▸ TO DO: Copy every line of the entries that has the string "accidental" in it.

▸ SOURCE DATA:
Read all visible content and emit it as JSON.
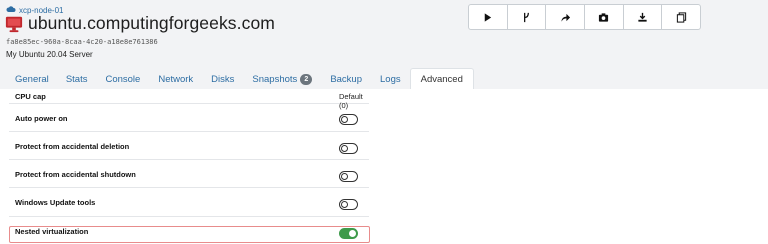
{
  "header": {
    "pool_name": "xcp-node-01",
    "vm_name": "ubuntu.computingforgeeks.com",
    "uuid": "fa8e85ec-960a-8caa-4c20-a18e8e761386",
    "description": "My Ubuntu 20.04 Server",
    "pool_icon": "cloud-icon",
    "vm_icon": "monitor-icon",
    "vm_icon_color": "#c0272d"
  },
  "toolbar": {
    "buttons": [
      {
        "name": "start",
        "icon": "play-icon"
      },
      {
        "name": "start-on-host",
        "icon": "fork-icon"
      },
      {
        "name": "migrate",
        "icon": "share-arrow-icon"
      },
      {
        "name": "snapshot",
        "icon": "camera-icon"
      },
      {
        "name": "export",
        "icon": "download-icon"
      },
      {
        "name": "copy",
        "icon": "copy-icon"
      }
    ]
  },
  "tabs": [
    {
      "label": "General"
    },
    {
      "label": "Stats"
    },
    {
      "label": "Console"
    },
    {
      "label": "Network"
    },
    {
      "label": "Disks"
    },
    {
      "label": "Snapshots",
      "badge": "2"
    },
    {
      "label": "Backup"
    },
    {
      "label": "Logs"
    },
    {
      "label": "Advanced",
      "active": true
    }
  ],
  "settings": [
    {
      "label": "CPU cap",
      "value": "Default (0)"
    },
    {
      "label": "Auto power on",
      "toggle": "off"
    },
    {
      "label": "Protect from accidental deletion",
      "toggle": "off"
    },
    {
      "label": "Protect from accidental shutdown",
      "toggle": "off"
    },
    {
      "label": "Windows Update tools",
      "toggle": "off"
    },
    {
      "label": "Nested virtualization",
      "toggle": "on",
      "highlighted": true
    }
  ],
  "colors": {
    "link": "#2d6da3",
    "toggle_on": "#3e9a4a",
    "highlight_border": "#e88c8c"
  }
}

▸ TASK ANSWER:
      "label": "Protect from accidental deletion",
      "label": "Protect from accidental shutdown",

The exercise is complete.